* **ACTIVITY**
Below are some entries. Reproduce them word for word.
[RECORD EXCERPTS Boundary: Start]
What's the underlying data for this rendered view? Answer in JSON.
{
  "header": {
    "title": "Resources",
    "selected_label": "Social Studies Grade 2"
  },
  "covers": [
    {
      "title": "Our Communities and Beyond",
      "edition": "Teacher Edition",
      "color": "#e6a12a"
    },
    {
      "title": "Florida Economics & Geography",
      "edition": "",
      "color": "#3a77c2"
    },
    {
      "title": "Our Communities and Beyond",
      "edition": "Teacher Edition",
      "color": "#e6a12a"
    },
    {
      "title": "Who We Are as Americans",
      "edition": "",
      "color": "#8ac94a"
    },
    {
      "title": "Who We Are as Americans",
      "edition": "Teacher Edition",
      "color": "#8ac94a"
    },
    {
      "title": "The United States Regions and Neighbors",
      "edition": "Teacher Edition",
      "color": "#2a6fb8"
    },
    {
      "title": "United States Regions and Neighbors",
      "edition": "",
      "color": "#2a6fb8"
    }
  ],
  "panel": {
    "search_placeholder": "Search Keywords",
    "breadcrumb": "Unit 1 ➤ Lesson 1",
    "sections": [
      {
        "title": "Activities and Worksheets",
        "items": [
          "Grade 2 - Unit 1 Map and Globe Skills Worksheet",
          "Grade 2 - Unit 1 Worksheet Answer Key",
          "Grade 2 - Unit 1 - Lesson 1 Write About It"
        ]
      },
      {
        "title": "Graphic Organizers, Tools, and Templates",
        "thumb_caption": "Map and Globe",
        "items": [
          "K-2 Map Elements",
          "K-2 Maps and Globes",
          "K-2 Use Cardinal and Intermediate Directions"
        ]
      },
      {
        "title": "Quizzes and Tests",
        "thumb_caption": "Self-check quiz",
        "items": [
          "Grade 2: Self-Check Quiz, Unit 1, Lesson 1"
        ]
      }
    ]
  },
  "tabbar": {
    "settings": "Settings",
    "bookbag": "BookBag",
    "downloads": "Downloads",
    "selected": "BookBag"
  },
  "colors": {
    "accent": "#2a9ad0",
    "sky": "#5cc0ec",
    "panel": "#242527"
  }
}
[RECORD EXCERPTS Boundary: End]
* **RESULT**
What's the underlying data for this rendered view? Answer in JSON.
{
  "header": {
    "title": "Resources",
    "selected_label": "Social Studies Grade 2"
  },
  "covers": [
    {
      "title": "Our Communities and Beyond",
      "edition": "Teacher Edition",
      "color": "#e6a12a"
    },
    {
      "title": "Florida Economics & Geography",
      "edition": "",
      "color": "#3a77c2"
    },
    {
      "title": "Our Communities and Beyond",
      "edition": "Teacher Edition",
      "color": "#e6a12a"
    },
    {
      "title": "Who We Are as Americans",
      "edition": "",
      "color": "#8ac94a"
    },
    {
      "title": "Who We Are as Americans",
      "edition": "Teacher Edition",
      "color": "#8ac94a"
    },
    {
      "title": "The United States Regions and Neighbors",
      "edition": "Teacher Edition",
      "color": "#2a6fb8"
    },
    {
      "title": "United States Regions and Neighbors",
      "edition": "",
      "color": "#2a6fb8"
    }
  ],
  "panel": {
    "search_placeholder": "Search Keywords",
    "breadcrumb": "Unit 1 ➤ Lesson 1",
    "sections": [
      {
        "title": "Activities and Worksheets",
        "items": [
          "Grade 2 - Unit 1 Map and Globe Skills Worksheet",
          "Grade 2 - Unit 1 Worksheet Answer Key",
          "Grade 2 - Unit 1 - Lesson 1 Write About It"
        ]
      },
      {
        "title": "Graphic Organizers, Tools, and Templates",
        "thumb_caption": "Map and Globe",
        "items": [
          "K-2 Map Elements",
          "K-2 Maps and Globes",
          "K-2 Use Cardinal and Intermediate Directions"
        ]
      },
      {
        "title": "Quizzes and Tests",
        "thumb_caption": "Self-check quiz",
        "items": [
          "Grade 2: Self-Check Quiz, Unit 1, Lesson 1"
        ]
      }
    ]
  },
  "tabbar": {
    "settings": "Settings",
    "bookbag": "BookBag",
    "downloads": "Downloads",
    "selected": "BookBag"
  },
  "colors": {
    "accent": "#2a9ad0",
    "sky": "#5cc0ec",
    "panel": "#242527"
  }
}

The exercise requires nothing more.